Sarah’s plans morphed into three levels around that central idea. ‘The ground floor houses the kitchen and dining area, it’s where the hustle and bustle is so the design is bright, fun and sunny,’ she says. ‘The mid-level is more of a teenager’s space; it has the kids’ bedrooms and the main family lounge which can be separated for more private, focused activity. This area can be separately let as a unit down the track.
‘The upper floor then forms the parents’ bedroom and bathroom, with an additional flexible space.’
The multi-disciplinary company employs building scientists, as well as architects, who simulate the energy efficiency performance of a home and help to fine tune a concept so that the orientation and other aspects are optimised right from the start.
‘All of that allows us to develop homes that perform extremely well even if they’re using fairly standard construction methods [and materials],’ Sarah says. ‘This home achieved an EER of eight stars so that means it is predicted to use 53 per cent less energy to heat and cool compared to a new standard six-star home of the same size.’
Of the win, Sarah and the team were thrilled. ‘We feel it’s important to recognise the value of design across all forums,’ she says. ‘It’s quite special to be recognised in an [environment] that is really for builders and by builders, and for the broader industry to celebrate every aspect of the industry.’

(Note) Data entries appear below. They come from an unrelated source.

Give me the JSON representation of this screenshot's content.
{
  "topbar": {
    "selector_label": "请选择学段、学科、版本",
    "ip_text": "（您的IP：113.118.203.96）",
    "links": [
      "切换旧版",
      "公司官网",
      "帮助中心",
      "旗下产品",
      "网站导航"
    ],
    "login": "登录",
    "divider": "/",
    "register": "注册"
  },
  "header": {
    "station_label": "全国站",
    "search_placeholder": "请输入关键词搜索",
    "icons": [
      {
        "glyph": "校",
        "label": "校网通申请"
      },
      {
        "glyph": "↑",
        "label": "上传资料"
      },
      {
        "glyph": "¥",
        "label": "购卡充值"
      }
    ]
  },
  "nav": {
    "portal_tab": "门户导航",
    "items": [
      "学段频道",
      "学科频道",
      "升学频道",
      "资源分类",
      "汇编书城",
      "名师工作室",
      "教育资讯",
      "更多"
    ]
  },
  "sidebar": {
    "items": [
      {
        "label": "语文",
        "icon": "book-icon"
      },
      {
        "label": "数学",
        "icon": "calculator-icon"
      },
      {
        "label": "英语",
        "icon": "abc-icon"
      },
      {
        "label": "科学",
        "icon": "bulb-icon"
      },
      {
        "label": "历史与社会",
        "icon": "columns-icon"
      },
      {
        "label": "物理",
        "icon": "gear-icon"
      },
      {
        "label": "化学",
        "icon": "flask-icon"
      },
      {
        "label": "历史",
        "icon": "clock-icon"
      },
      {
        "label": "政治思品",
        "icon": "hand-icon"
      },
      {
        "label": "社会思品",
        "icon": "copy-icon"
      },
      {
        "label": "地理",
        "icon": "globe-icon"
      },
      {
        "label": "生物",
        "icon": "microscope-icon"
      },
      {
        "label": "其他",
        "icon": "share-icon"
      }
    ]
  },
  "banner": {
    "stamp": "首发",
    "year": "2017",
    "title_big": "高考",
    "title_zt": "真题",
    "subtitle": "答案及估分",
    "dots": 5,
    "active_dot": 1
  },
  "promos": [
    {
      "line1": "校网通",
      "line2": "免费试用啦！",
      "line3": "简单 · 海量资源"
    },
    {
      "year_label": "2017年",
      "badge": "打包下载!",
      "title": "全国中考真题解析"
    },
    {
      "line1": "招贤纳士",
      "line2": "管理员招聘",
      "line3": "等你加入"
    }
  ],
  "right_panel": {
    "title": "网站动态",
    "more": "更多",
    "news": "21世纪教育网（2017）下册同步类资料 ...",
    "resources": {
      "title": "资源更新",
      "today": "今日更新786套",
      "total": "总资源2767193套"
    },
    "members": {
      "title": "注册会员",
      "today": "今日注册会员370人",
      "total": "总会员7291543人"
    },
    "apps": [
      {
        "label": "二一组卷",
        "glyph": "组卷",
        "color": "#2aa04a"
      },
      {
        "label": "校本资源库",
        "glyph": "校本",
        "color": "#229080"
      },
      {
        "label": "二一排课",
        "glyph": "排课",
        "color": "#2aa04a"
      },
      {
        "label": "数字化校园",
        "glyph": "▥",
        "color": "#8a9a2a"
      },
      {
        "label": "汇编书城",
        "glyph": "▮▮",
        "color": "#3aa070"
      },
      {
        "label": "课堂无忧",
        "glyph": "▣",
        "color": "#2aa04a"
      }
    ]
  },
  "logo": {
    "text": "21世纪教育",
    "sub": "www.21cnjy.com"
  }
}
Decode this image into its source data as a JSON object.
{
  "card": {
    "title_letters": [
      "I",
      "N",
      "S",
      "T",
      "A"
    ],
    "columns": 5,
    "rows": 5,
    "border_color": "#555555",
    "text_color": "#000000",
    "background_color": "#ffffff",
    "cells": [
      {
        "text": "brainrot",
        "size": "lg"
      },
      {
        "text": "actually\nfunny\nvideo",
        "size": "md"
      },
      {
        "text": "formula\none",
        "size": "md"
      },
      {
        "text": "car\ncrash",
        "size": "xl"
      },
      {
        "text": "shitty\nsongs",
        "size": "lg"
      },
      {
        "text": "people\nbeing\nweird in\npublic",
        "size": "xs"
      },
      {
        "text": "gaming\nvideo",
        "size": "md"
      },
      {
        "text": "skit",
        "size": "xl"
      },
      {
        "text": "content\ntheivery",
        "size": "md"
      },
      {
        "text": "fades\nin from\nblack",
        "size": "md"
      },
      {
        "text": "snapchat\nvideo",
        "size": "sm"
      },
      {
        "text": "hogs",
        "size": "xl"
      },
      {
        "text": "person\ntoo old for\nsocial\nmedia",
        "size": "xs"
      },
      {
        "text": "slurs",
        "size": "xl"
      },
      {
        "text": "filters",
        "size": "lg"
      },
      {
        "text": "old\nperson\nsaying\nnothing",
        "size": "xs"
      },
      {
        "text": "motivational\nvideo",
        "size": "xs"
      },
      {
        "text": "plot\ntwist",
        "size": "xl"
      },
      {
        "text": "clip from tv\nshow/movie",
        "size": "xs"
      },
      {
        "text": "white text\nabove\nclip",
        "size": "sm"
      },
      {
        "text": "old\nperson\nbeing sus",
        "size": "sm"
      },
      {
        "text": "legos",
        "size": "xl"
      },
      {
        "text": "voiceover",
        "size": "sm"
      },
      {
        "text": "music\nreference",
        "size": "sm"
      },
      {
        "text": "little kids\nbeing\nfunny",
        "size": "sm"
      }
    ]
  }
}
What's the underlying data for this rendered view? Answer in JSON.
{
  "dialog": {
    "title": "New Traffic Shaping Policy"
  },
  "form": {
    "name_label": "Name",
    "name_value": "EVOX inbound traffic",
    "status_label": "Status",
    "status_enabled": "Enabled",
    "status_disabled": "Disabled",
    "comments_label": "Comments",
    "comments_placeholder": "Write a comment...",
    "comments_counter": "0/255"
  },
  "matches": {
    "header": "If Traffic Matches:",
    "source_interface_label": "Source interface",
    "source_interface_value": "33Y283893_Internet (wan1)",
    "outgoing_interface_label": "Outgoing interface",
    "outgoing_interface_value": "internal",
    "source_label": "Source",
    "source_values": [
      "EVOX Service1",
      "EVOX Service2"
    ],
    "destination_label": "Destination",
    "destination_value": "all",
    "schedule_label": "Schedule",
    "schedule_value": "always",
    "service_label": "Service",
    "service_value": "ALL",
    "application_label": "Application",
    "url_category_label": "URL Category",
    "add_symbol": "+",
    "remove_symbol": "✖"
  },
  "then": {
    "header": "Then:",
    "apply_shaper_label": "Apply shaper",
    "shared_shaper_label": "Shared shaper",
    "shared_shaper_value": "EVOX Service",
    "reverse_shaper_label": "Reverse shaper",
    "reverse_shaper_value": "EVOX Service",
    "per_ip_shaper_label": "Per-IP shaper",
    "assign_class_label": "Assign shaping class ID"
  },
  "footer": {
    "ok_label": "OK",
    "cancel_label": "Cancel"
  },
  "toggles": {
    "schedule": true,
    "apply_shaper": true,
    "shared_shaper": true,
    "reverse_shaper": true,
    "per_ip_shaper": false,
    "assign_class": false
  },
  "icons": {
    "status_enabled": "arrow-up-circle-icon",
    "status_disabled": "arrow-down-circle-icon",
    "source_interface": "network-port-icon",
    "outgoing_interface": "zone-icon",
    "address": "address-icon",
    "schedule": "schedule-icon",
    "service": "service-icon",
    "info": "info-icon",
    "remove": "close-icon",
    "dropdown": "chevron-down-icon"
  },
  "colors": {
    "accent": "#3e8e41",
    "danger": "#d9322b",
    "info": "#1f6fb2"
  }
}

First available in all HIA regions in 2019, the category is open again to anyone with a well-designed home; no specific qualifications necessary. Fees have also been halved for 2020 entrants to assist members to continue entering their projects despite the COVID-19 downturn. Visit HIA's awards page for more information.